Secretary of Homeland Security John Kelly said that increased concerns over terrorism should prompt a review of the existing rules. Currently, the program allows passport holders from nearly 40 countries—including the UK, France, Japan, Germany and South Korea—to visit for up to 90 days without a visa. Visitors obtain authorization to enter the U.S. via an automated system before they travel.

Kelly focused on the potential threat from Europe—a major source of tourists and business travelers to the U.S. According to Euromonitor, 14 million European citizens covered by the visa waiver program traveled to the U.S. in 2015. Kelly said he feared ISIS fighters were using the visa-waiver system to sneak into the country.

Visitor Downturn

Following President Donald Trump’s initial January travel ban (which did not apply to European countries), total international travel to the U.S. fell by 6.5 percent according to ForwardKeys, a company that monitors future travel patterns by analyzing flight reservations. Forward inbound bookings also declined.

Last month, the tourism board of New York City reversed its pre-election prediction that the city would see an increase of 400,000 international travelers this year. In fact, the board now expects 300,000 fewer foreign tourists will come to the Big Apple in 2017 than did in 2016. 

Tourism Economics, meanwhile, forecasts a 10.6-million decline in visitors for the U.S. this year and next, or a 7-percent decrease in expected travelers. This would strike a severe blow not only to the hospitality industry, but to the overall U.S. economy, which would likely lose more than $18 billion and about 107,000 jobs.

The drop in visitor numbers is cause for concern in the travel community. In March, following the second travel ban, the Global Business Travel Association polled its U.S. and European members to assess the business travel impact of the revised executive order on travel. Nearly four in 10 (37 percent) of U.S. business travel professionals said that they expected some level of reduction in their company’s travel because of the revised executive order. The sentiment was worse among European travel professionals, with 47 percent expecting some level of reduction in business travel for their company. Additionally, 17 percent of European travel professionals reported that their company has already cancelled business travel to the United States because of the executive orders issued.

Thirty-eight percent of European business travel professionals said their companies would be less willing to send business travelers to the United States in the future because of the executive order, and 45 percent indicated their company will be less willing to plan future meetings and events in the United States.

The GBTA also estimated the loss in business travel bookings from Jan. 28 to Feb. 4 to be as much as $185 million.

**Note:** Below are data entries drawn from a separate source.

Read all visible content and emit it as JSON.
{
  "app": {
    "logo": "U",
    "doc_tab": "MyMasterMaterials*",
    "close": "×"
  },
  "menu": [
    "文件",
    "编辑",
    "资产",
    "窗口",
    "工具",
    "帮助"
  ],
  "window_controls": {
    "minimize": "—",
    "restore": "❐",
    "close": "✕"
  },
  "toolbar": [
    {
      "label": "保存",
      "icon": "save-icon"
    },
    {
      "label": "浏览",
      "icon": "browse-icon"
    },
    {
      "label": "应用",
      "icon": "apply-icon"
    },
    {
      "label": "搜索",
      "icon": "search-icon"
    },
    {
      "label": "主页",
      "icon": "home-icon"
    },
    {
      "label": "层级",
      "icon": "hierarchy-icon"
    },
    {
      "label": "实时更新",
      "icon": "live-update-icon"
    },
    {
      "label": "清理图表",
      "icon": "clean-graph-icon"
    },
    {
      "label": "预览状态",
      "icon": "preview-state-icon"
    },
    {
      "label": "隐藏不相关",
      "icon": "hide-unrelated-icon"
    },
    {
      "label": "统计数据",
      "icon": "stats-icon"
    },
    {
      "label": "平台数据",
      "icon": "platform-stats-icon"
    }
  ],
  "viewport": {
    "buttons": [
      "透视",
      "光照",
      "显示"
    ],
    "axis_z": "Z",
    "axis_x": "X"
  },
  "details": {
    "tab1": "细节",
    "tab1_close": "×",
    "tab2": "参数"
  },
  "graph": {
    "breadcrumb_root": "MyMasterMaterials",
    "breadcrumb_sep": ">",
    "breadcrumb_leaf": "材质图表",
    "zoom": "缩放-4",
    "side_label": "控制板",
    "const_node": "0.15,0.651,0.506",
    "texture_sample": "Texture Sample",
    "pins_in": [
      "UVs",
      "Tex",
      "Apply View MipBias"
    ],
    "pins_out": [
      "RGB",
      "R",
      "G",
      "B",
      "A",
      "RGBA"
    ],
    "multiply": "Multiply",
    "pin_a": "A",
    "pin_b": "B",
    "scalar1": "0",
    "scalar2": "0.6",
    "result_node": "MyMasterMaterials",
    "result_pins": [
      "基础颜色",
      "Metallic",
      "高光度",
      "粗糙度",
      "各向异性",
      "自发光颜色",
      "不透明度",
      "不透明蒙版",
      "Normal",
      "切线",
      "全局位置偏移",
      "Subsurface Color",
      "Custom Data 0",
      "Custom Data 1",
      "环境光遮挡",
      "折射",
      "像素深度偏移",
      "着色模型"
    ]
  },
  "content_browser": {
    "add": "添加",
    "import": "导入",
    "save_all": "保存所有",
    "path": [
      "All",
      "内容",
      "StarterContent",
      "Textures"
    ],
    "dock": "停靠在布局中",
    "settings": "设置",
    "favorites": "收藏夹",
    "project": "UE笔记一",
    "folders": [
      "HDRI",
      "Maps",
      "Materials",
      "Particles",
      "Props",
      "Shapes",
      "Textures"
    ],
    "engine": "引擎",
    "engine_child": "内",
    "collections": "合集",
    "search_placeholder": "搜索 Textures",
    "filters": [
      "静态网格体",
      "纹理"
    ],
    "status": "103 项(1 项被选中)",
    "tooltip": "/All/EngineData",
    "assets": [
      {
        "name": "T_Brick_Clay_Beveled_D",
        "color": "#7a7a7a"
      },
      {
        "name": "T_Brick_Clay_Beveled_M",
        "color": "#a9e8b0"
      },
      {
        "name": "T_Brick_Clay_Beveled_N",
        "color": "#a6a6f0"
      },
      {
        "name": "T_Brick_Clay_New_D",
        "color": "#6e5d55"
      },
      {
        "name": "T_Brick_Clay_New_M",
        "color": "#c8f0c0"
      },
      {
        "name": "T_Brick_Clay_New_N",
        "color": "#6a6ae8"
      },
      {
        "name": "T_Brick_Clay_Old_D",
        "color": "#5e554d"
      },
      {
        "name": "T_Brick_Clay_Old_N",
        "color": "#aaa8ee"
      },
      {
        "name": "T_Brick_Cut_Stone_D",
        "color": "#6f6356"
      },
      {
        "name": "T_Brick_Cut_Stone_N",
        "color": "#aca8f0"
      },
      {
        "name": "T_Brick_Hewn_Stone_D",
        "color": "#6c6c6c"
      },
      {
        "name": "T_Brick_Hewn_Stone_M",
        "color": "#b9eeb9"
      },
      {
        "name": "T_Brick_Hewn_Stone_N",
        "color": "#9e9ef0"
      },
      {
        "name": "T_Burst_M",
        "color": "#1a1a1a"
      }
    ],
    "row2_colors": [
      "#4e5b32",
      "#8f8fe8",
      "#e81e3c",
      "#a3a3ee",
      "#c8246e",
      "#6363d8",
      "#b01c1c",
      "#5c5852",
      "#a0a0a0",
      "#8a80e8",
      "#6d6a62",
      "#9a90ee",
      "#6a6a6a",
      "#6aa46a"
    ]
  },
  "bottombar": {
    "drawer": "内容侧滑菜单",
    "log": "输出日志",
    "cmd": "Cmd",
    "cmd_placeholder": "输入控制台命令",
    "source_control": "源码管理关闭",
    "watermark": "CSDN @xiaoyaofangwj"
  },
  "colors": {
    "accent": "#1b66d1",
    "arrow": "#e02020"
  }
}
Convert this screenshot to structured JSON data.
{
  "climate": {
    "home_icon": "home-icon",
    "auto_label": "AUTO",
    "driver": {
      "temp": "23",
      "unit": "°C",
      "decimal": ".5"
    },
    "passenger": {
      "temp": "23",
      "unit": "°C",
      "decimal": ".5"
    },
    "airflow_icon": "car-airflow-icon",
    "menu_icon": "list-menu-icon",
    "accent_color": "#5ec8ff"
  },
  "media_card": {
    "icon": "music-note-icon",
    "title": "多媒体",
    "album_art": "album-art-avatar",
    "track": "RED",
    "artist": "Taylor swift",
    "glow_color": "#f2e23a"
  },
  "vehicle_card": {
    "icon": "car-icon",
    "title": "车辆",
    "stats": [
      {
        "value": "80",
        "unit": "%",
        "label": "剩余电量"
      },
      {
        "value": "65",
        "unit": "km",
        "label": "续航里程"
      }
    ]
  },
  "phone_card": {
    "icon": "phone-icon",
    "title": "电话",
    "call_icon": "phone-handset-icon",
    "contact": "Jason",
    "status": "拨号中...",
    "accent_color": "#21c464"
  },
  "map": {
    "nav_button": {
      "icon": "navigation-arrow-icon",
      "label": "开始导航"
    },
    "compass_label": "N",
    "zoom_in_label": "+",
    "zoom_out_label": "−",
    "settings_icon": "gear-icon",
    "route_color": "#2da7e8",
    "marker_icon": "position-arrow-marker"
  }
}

More Restrictions?

The implementation of new restrictions on inbound travel would not do anything to improve those numbers—and would certainly not do anything to help the country's travel and hospitality industries. Requiring visas from European travelers would likely meet resistance from the European Union, which has been critical of the country's refusal to grant visa-free entrance to all citizens of the EU (hence the vote to require visas from Americans). Currently, citizens from Bulgaria, Croatia, Cyprus, Poland and Romania cannot enter America without a visa. EU rules call for equal treatment for all Union citizens, and most EU countries are part of the Schengen zone, which allows people to travel freely within member countries without passport checks. 

An endless cycle of increased restrictions on both sides would only hurt international travel worldwide, and would also make hotel investment less appealing. Reduced travel numbers are likely to lead to reduced hotel revenue, and given the number of investors pouring money into international properties, further blocks on travel could lead to dropped development deals around the world. 

In a statement, Dimitris Avramopoulos, the EU commissioner for migration and home affairs, called for a balance between visa-free travel and security. "The road linking the citizens of Europe and U.S. has to remain open," Avramopoulos said. "At the same time, it has to be closed to those who put in danger our security."